Nigeria's economic growth will be severely strained by the double whammy of COVID-19 and the volatility of the oil price in the international market, Moody's Investors Service said in an annual report on the country yesterday.
According to the report, the country's credit profile reflects the country's increasing exposure to fiscal and external shocks because of its weak government finances, which are constrained by an extremely narrow revenue base that hinders fiscal consolidation.
It said additional credit challenges stemmed from the political risks around the conflict with Boko Haram, potential attacks on oil infrastructure in the Niger Delta and growing income inequality.
Moody's stated that the COVID-19 pandemic and the associated global downturn severely hurt economies in Africa, with the regional economy contracting for the first time in decades.
It predicted that Nigeria's economy would contract by three per cent in 2020, compared with growth of 2.2 per cent in 2019, because of the severity of the strain caused by the pandemic and the accompanying oil price shock.
The rating agency explained that given containment and prevention measures that constrained the functioning of important economic sectors such as trade, coupled with global spillovers (particularly the sharp drop in international oil prices) that significantly weakened both domestic and external demand, the shock to the economy was most severe in the second quarter of 2020 when it contracted by 6.1 per cent.
It noted that despite an improvement in the third quarter of the year, when the economy contracted by 3.6 per cent in 2020, "overall contraction will represent Nigeria's worst recession in the last 25 years." Moody's added: "The shock is likely to continue to restrict the economy over the next few years. The economy took three years to record growth above two per cent following the 2016 oil price shock, still below population growth.

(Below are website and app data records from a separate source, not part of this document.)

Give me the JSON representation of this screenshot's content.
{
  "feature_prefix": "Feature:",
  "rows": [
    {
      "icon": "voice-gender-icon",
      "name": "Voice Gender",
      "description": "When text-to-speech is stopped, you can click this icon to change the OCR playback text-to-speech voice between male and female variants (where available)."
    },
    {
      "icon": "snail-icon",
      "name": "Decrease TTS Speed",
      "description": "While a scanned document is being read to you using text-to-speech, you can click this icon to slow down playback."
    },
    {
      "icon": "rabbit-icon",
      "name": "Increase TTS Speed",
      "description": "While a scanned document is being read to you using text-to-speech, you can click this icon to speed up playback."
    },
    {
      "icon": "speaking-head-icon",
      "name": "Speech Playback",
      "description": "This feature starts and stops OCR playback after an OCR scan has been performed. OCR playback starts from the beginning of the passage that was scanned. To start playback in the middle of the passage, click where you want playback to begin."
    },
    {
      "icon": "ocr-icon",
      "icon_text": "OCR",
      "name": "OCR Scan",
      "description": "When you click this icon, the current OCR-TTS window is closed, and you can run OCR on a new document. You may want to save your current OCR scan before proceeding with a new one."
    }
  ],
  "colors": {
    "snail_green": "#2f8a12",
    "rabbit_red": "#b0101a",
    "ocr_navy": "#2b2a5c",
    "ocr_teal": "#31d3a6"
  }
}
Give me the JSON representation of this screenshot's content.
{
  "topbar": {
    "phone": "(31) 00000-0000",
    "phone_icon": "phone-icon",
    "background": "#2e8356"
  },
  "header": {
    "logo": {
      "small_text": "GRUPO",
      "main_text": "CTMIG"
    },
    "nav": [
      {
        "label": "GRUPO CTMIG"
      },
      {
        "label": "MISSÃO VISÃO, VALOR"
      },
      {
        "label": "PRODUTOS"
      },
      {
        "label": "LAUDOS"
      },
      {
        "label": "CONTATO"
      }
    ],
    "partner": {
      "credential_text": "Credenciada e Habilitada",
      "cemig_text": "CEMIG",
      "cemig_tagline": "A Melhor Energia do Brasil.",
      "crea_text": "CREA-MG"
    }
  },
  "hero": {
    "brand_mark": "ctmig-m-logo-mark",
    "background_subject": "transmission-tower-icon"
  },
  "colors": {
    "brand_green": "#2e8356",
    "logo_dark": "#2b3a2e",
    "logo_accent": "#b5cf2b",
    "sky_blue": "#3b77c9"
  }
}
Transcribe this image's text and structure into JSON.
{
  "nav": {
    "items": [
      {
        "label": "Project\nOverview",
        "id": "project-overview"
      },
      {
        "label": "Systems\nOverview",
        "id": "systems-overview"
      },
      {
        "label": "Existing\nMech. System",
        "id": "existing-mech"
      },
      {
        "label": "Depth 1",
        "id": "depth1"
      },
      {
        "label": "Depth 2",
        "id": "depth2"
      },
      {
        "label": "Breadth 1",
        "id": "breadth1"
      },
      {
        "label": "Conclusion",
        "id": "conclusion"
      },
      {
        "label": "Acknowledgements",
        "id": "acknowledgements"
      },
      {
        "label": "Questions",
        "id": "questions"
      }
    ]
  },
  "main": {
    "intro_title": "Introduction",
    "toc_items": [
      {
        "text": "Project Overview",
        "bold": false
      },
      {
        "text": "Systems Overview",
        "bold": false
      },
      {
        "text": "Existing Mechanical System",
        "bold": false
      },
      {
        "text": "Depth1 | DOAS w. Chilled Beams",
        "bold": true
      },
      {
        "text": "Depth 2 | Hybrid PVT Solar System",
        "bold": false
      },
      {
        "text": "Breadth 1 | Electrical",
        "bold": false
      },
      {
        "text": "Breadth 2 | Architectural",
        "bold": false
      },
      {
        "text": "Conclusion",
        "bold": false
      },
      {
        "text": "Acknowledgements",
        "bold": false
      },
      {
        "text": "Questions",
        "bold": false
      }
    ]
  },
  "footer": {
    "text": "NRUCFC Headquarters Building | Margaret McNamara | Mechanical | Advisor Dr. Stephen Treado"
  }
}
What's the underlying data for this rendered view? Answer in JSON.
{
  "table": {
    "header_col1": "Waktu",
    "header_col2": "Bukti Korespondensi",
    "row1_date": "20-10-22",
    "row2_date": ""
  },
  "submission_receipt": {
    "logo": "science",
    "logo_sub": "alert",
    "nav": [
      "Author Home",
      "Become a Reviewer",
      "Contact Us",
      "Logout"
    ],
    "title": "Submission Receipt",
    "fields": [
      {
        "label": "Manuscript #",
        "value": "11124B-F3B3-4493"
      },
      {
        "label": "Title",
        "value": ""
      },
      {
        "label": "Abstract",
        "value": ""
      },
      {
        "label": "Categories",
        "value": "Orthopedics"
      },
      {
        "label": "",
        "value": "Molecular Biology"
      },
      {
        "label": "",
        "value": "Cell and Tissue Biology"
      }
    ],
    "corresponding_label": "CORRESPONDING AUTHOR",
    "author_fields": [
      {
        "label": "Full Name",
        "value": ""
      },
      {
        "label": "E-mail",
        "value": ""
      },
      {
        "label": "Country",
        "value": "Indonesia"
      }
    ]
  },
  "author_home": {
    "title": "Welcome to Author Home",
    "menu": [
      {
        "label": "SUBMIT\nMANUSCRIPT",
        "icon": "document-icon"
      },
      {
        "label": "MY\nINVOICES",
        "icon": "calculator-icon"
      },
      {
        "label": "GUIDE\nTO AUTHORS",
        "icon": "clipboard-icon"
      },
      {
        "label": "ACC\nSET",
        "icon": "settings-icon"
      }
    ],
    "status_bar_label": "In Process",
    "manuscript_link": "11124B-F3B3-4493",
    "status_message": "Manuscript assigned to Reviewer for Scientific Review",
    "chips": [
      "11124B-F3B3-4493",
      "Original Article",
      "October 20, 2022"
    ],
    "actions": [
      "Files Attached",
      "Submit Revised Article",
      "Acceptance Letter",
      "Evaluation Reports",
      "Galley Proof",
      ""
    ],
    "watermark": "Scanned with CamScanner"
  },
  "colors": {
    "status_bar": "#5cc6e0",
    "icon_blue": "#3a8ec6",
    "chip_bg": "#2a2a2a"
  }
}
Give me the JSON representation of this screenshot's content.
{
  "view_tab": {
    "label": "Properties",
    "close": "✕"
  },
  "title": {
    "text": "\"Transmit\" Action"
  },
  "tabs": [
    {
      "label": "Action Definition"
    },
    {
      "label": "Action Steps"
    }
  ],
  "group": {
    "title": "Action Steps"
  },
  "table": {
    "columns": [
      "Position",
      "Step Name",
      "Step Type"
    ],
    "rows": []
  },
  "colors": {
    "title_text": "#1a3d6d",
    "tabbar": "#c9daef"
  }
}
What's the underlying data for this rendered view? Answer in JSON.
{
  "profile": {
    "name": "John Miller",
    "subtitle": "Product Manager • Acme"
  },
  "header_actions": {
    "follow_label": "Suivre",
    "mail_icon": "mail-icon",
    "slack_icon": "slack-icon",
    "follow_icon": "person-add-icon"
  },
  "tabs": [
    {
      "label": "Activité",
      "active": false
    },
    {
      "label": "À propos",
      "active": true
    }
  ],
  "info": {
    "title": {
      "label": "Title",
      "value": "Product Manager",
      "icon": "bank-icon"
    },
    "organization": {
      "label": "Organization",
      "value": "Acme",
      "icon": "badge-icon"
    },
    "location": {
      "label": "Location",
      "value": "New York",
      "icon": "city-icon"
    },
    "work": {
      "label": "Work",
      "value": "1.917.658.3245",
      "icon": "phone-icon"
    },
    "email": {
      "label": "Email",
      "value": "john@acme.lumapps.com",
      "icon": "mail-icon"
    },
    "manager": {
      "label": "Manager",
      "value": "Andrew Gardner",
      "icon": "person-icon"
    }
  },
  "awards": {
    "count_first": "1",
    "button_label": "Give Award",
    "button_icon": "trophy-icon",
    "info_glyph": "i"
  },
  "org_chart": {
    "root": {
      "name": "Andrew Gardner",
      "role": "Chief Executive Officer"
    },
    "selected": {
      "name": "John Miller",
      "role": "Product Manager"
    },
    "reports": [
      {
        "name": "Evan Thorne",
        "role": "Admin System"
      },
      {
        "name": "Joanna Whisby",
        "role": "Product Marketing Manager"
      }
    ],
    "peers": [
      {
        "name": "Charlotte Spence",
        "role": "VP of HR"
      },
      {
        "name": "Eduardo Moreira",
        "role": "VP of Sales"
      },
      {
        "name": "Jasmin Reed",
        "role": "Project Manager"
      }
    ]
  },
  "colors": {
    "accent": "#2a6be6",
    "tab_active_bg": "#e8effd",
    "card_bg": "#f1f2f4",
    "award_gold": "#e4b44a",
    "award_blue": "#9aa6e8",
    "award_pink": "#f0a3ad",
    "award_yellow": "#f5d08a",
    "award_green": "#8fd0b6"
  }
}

"The current shocks will amplify Nigeria's existing credit vulnerabilities. In the near term, a significant drop in oil revenue will reduce the country's already extremely low tax base, undermining fiscal strength and reducing the government's capacity to support the economy.
"In addition, pressure on the fragile balance of payments could intensify, threatening external and macroeconomic stability. In the longer term, the pandemic's impact on growth, particularly in the large informal sector, is still uncertain and could weaken economic strength."
It anticipated that Nigeria's real Gross Domestic Product (GDP) growth reach 2.1 per cent in 2021, supported by a rebound in international oil prices, predicting $45 per barrel in 2021 from $41 in 2020 and the base effect from 2020.
"However, risks remain given the uncertainty over how long coronavirus-related disruption to the global economy will last. Similar to other African economies, Nigeria is particularly exposed given its largely absent social safety net, coupled with limited fiscal and monetary ammunition to support the economy, which has reduced economic disruption in larger, more advanced economies.
"Beyond 2021, we currently assume that oil prices will return to a medium-term range of $45-$65 per barrel as demand recovers and supply adjusts further, supporting Nigeria's economic recovery. Overall, we expect real GDP growth to remain sluggish and insufficient to increase living standards over the next two years," it added.
In his comment, Moody's Vice President - Senior Credit Officer and the report's co-author, Aurelien Mali, said: "After this year's economic contraction, Nigeria's deficit will remain high and debt levels will continue to rise quickly, albeit from a moderate level.
"The country's weak institutions and governance framework also constrain the credit profile and have significantly affected both economic growth and the government's fiscal strength."
On the other hand, the agency stated that Nigeria's credit strengths included its large and diversified economy, supported by substantial hydrocarbons resources and strong domestic demand in the medium-term.
In addition, domestic capital markets are increasingly deep and diversified.
It noted that the negative outlook on Nigeria's sovereign rating means that a rating upgrade was unlikely in the short- to medium-term.
"The outlook would likely move to stable if Moody's were to conclude that the government's fiscal and economic policy response to the coronavirus pandemic is effective in mitigating rising fiscal and external vulnerability risks and limiting the pandemic's long-term negative economic and social implications.
"A rating downgrade would be likely if Moody's were to conclude that the government is unlikely to be able to alleviate the damage to its revenue and its balance sheet, leading to rising liquidity and external risks to levels no longer compatible with a B2 rating," it added.